The big news out of Titletown this weekend? The Green Bay Packers 2017 draft picks. What about the big news out of Untitled Town this weekend?

Never heard of Untitled Town? It’s a first-time event in which readers and writers congregated for three days of homage to the written word.

The Untitled Town Book and Author Festival incorporated more than 70 events in 7 different locations in downtown Green Bay. At writing workshops, panel discussions, and readings I found solidarity with others who truly love words.

Joan Koehne at Untitled Book and Author Festival
Joan Koehne attends Untitled Book and Author Festival.

The presenters were generous in dispensing nuggets of wisdom about their writing. Here are a few gems I packed away:

  1. No finished work is done until someone else reads it.
  2. Writers are divided into two categories: Plotters, who plan carefully, and Pantsers, who write by the seat of their pants.
  3. Readers are seeking a “rabbit hole” — an escape from their jobs, their kids, and their dirty dishes.
  4. Writing is a process. Stories don’t just pop out full-borne. They need to be massaged over time.
  5. Two things are critical to improve your writing: Read a lot, and write a lot.

I call myself Wonder Writer, but I think I met my match this weekend!

These writing professionals are fervently dedicated to their craft. After all, it can be a years-long journey from the first word written to the date a novel is published.

When I consider this daunting scenario, I’m thankful I spend my days crafting 250-500 words at a pop in the form of website content, blog articles, news releases and the like.

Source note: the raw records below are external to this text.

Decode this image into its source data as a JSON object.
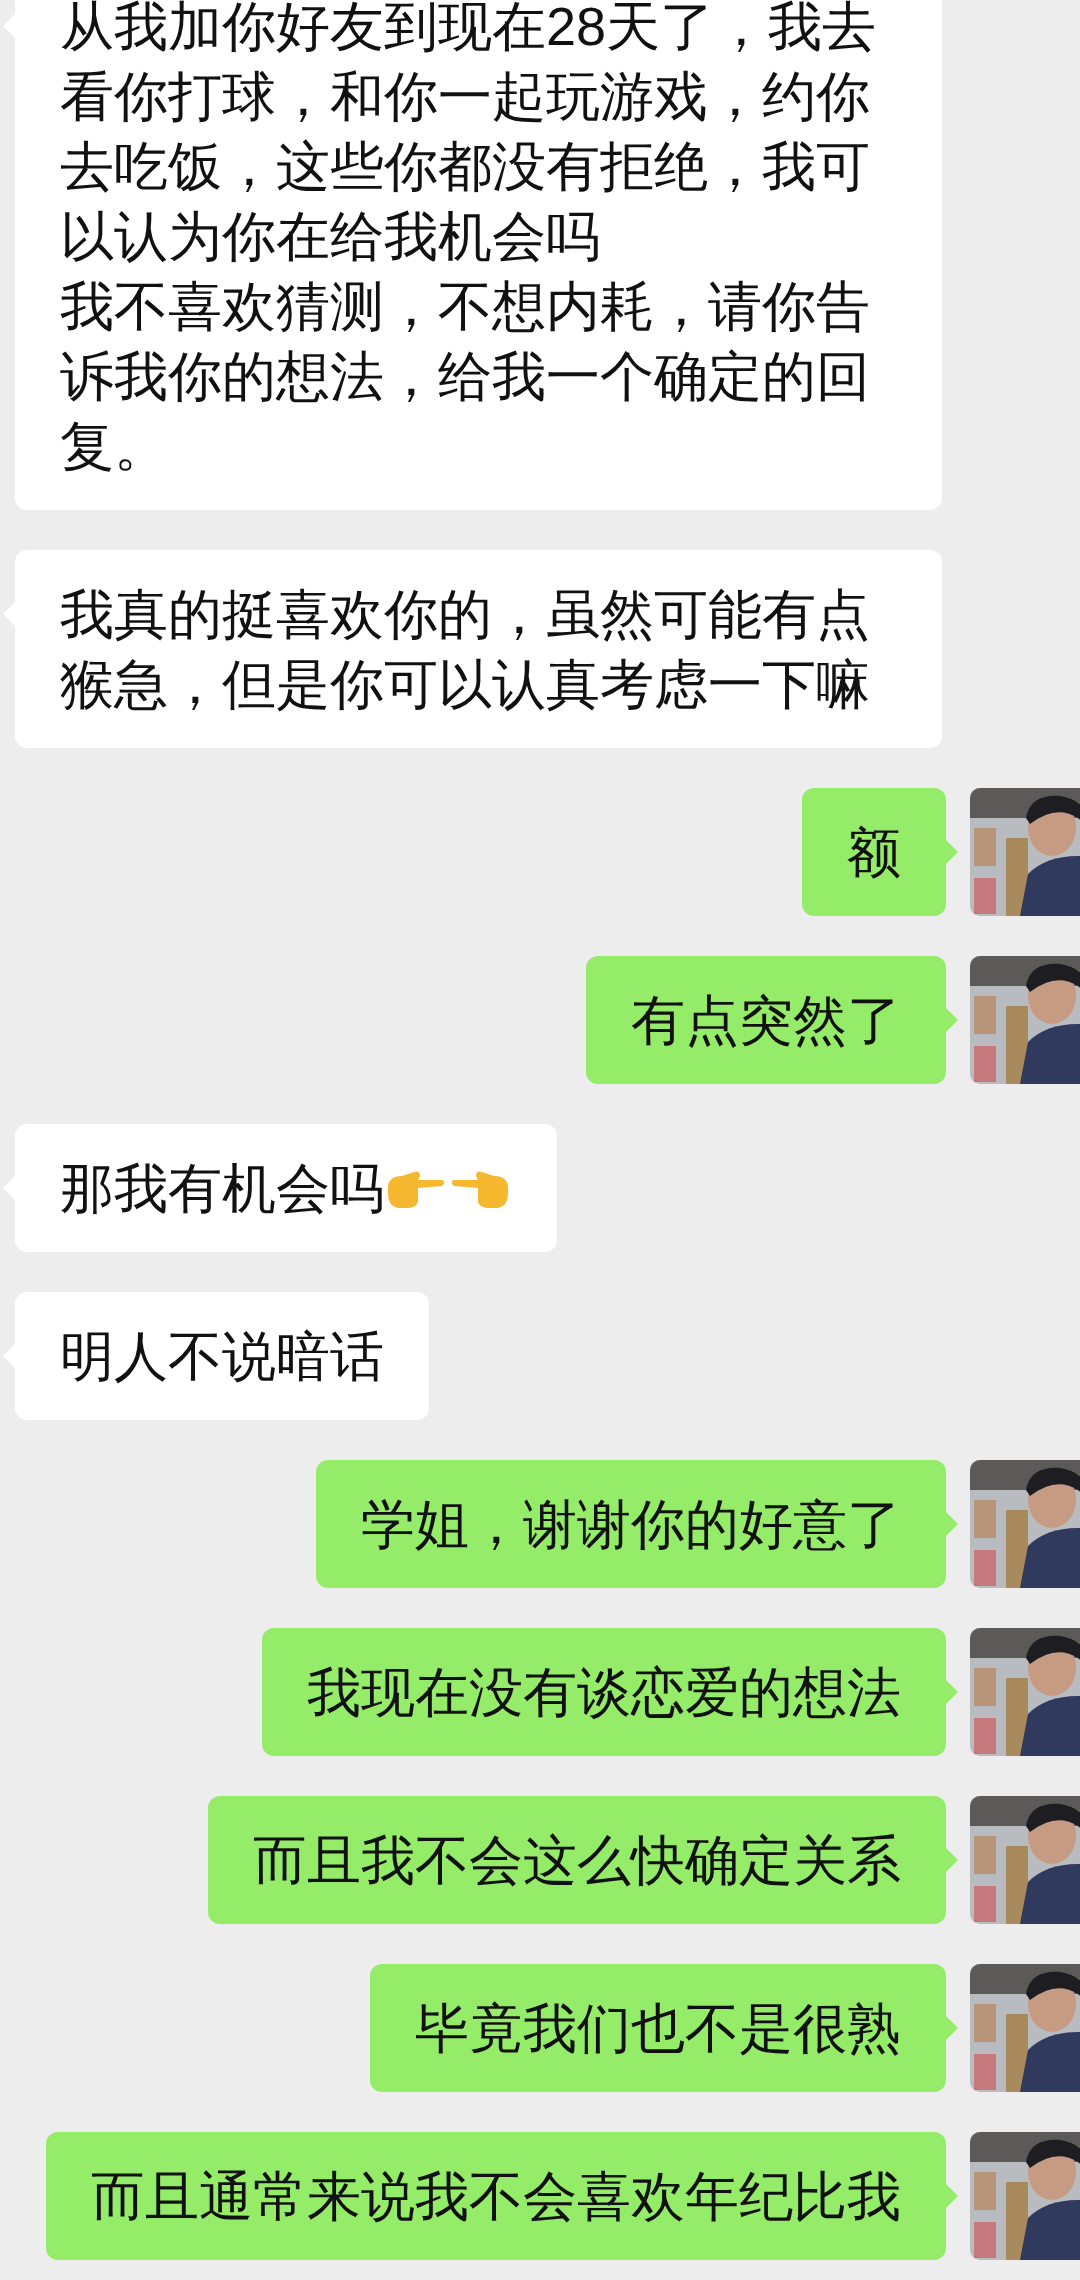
{
  "messages": [
    {
      "sent": false,
      "kind": "text",
      "paragraphs": [
        "从我加你好友到现在28天了，我去看你打球，和你一起玩游戏，约你去吃饭，这些你都没有拒绝，我可以认为你在给我机会吗",
        "我不喜欢猜测，不想内耗，请你告诉我你的想法，给我一个确定的回复。"
      ]
    },
    {
      "sent": false,
      "kind": "text",
      "paragraphs": [
        "我真的挺喜欢你的，虽然可能有点猴急，但是你可以认真考虑一下嘛"
      ]
    },
    {
      "sent": true,
      "kind": "text",
      "paragraphs": [
        "额"
      ]
    },
    {
      "sent": true,
      "kind": "text",
      "paragraphs": [
        "有点突然了"
      ]
    },
    {
      "sent": false,
      "kind": "hands",
      "paragraphs": [
        "那我有机会吗"
      ]
    },
    {
      "sent": false,
      "kind": "text",
      "paragraphs": [
        "明人不说暗话"
      ]
    },
    {
      "sent": true,
      "kind": "text",
      "paragraphs": [
        "学姐，谢谢你的好意了"
      ]
    },
    {
      "sent": true,
      "kind": "text",
      "paragraphs": [
        "我现在没有谈恋爱的想法"
      ]
    },
    {
      "sent": true,
      "kind": "text",
      "paragraphs": [
        "而且我不会这么快确定关系"
      ]
    },
    {
      "sent": true,
      "kind": "text",
      "paragraphs": [
        "毕竟我们也不是很熟"
      ]
    },
    {
      "sent": true,
      "kind": "text",
      "paragraphs": [
        "而且通常来说我不会喜欢年纪比我"
      ]
    }
  ]
}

I walked away from the conference inspired, yes, but even more so, I felt proud of my role as a storyteller (minuscule as it is) in a vast and diverse writing industry. For this, I thank the creators of #UntitledTown. Can’t wait for next year!

Spring cleaning uncovers a simple, yet precious, treasure

Joan is reminded of writing a letter to Will Koehne.
Here’s a throwback photo of our family at Will’s graduation party.

Nothing takes you back in time like reading an old, handwritten letter that you don’t recall writing.

I was doing some spring cleaning in our son Will’s bedroom this week and came across two boxes of “treasures” he had saved. Inside one box I found a couple of letters I wrote to him six years ago, right after he left home to attend college.

I was touched. I guess those letters meant something special to him. They meant something to me, too. I couldn’t read them fast enough, yet I wanted to read them slowly to savor the memories.

Those letters to our son were filled with news about home, like his sister’s “chipmunk cheeks” because she had her wisdom teeth pulled and how we were eating green beans from the garden, even though it was late August.

Reading the letters was like opening a time capsule dated 2011 with the title: The Koehne Family Chronicles. The subtitle would have read something like this: Mom and Dad send firstborn to college – and they miss him. The words of those letters connected us to our son during a pivotal time in our lives. He was learning about independence, and we were learning about letting go. Writing those letters was a way for us to connect with our son.

Isn’t that what writing is all about? Making connections?

The writing I do today is called content marketing. I’m creating and sharing online content that piques the reader’s interest. Although the content isn’t sent in the form of a handwritten letter, it has that same ability to resonate with the reader. The content is authentic and original. It’s interesting. It’s conversational. It gives a glimpse into what’s important today.

Whether I’m writing website content, news releases, blog articles or newsletters, I strive to connect with my audience. Making that connection is one of the first steps to making a sale. What audience are you trying to connect with? How might Writer to the Rescue help you make that connection?